I bought a fine glass engraving "pen" & use it to etch designs on glasses. It is battery powered. I don't know if this tip will help you at all, but I thought I would offer it. I was thinking it you painted a design on a glass, it might be interesting to add some depth with the pen.
You can buy a glass etching solution. Do a google search for glass etching.
Try and find a sandblaster in your area. It will look just like your artwork and be permanent!
If you can't find anyone let me know. I am a sandblaster here in Eureka!
Does anyone have any new and fun ways to paint on glass, especially old wine glasses? I'm looking to put Santa and snowman faces, etc. on them. Any info would be of great help.
By Robin from Dansville, NY
You will need the type of paint designed for glass. It is a special medium.
Most craft stores will have it.
Staying simple in your design will increase the charm of the picture.
If I were to receive a gift such as this, I would prefer to have an everyday design so I didn't have to put it away for the holidays. Something in grapes would be very easy to do. Or a tri-color pattern of some sort.
Be sure to paint only the outside, not the inside or the rim as most paints for glass are toxic. One brand is called Gallery Glass by Plaid. I agree with dedeswrkshop that an everyday design would probably get more use. You could always add a Xmas theme wine charm to each instead.

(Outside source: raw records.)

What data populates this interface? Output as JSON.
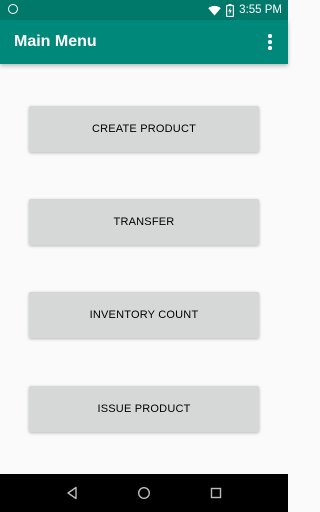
{
  "status_bar": {
    "time": "3:55 PM",
    "icons": [
      "notification-circle-icon",
      "wifi-icon",
      "battery-charging-icon"
    ]
  },
  "app_bar": {
    "title": "Main Menu",
    "overflow_icon": "more-vert-icon"
  },
  "menu": {
    "buttons": [
      {
        "label": "CREATE PRODUCT"
      },
      {
        "label": "TRANSFER"
      },
      {
        "label": "INVENTORY COUNT"
      },
      {
        "label": "ISSUE PRODUCT"
      }
    ]
  },
  "nav_bar": {
    "icons": [
      "back-icon",
      "home-icon",
      "recents-icon"
    ]
  },
  "colors": {
    "status_bar": "#00796b",
    "app_bar": "#00897b",
    "button_bg": "#d6d7d7",
    "background": "#fafafa"
  }
}
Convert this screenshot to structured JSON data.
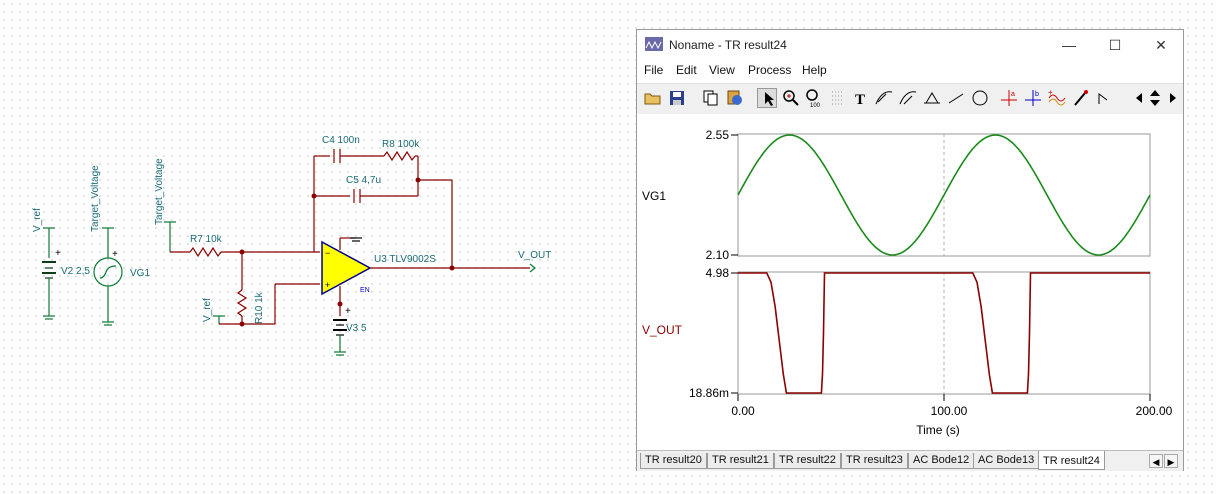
{
  "schematic": {
    "labels": {
      "v_ref_left": "V_ref",
      "target_voltage_left": "Target_Voltage",
      "target_voltage_mid": "Target_Voltage",
      "v_ref_mid": "V_ref",
      "v2": "V2 2,5",
      "vg1": "VG1",
      "r7": "R7 10k",
      "r10": "R10 1k",
      "c4": "C4 100n",
      "r8": "R8 100k",
      "c5": "C5 4,7u",
      "u3": "U3 TLV9002S",
      "en": "EN",
      "v3": "V3 5",
      "v_out": "V_OUT"
    }
  },
  "window": {
    "title": "Noname - TR result24",
    "controls": {
      "minimize": "—",
      "maximize": "☐",
      "close": "✕"
    },
    "menu": [
      "File",
      "Edit",
      "View",
      "Process",
      "Help"
    ],
    "toolbar_icons": [
      "open-icon",
      "save-icon",
      "copy-icon",
      "paste-icon",
      "pointer-icon",
      "zoom-in-icon",
      "zoom-100-icon",
      "grid-icon",
      "text-icon",
      "cursor-a-icon",
      "cursor-b-icon",
      "measure-icon",
      "line-icon",
      "circle-icon",
      "cursor-red-icon",
      "cursor-blue-icon",
      "waveform-icon",
      "probe-icon",
      "marker-icon",
      "arrow-left-icon",
      "arrow-updown-icon",
      "arrow-right-icon"
    ]
  },
  "chart_data": {
    "type": "line",
    "xlabel": "Time (s)",
    "x_ticks": [
      "0.00",
      "100.00",
      "200.00"
    ],
    "xlim": [
      0,
      200
    ],
    "panels": [
      {
        "name": "VG1",
        "color": "#1a8a1a",
        "ylim": [
          2.1,
          2.55
        ],
        "y_ticks": [
          "2.55",
          "2.10"
        ],
        "series": {
          "kind": "sine",
          "offset": 2.325,
          "amplitude": 0.225,
          "period": 100,
          "start_phase_value": 2.325
        }
      },
      {
        "name": "V_OUT",
        "color": "#8b0000",
        "ylim": [
          0.01886,
          4.98
        ],
        "y_ticks": [
          "4.98",
          "18.86m"
        ],
        "series": {
          "x": [
            0,
            14,
            15,
            17,
            19,
            21,
            23,
            40,
            41,
            41.5,
            42,
            200
          ],
          "pulses_note": "",
          "points_period1": [
            [
              0,
              4.98
            ],
            [
              14,
              4.98
            ],
            [
              16,
              4.6
            ],
            [
              18,
              3.6
            ],
            [
              20,
              2.2
            ],
            [
              22,
              0.8
            ],
            [
              23.5,
              0.01886
            ],
            [
              40.5,
              0.01886
            ],
            [
              41,
              0.8
            ],
            [
              41.5,
              2.5
            ],
            [
              42,
              4.98
            ]
          ],
          "points_period2": [
            [
              114,
              4.98
            ],
            [
              116,
              4.6
            ],
            [
              118,
              3.6
            ],
            [
              120,
              2.2
            ],
            [
              122,
              0.8
            ],
            [
              123.5,
              0.01886
            ],
            [
              140.5,
              0.01886
            ],
            [
              141,
              0.8
            ],
            [
              141.5,
              2.5
            ],
            [
              142,
              4.98
            ],
            [
              200,
              4.98
            ]
          ]
        }
      }
    ]
  },
  "tabs": [
    "TR result20",
    "TR result21",
    "TR result22",
    "TR result23",
    "AC Bode12",
    "AC Bode13",
    "TR result24"
  ],
  "active_tab": "TR result24",
  "tab_scroll": {
    "left": "◀",
    "right": "▶"
  }
}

I recently started a job bar tending weddings at a hall, and brought home a dozen flute wine glasses that were not taken home by guests. They are not engraved, but have the bride and grooms names and wedding date printed on them. How do I safely and effectively remove the writing so that I can enjoy them myself, in my home?
Susan from Essexville, MI
What I used once, was Oven Cleaner, the old kind in a jar. It took the printing off slick. Also removed some kind of stickie paper from an Antique Glass door and it worked wonderfully. After a warm water rince, I used Vinegar last. Good luck.
I scraped writing off of some champagne glasses with one of those Red Devil type, one sided blade scrapers. It was very easy.
How about nail polish remover?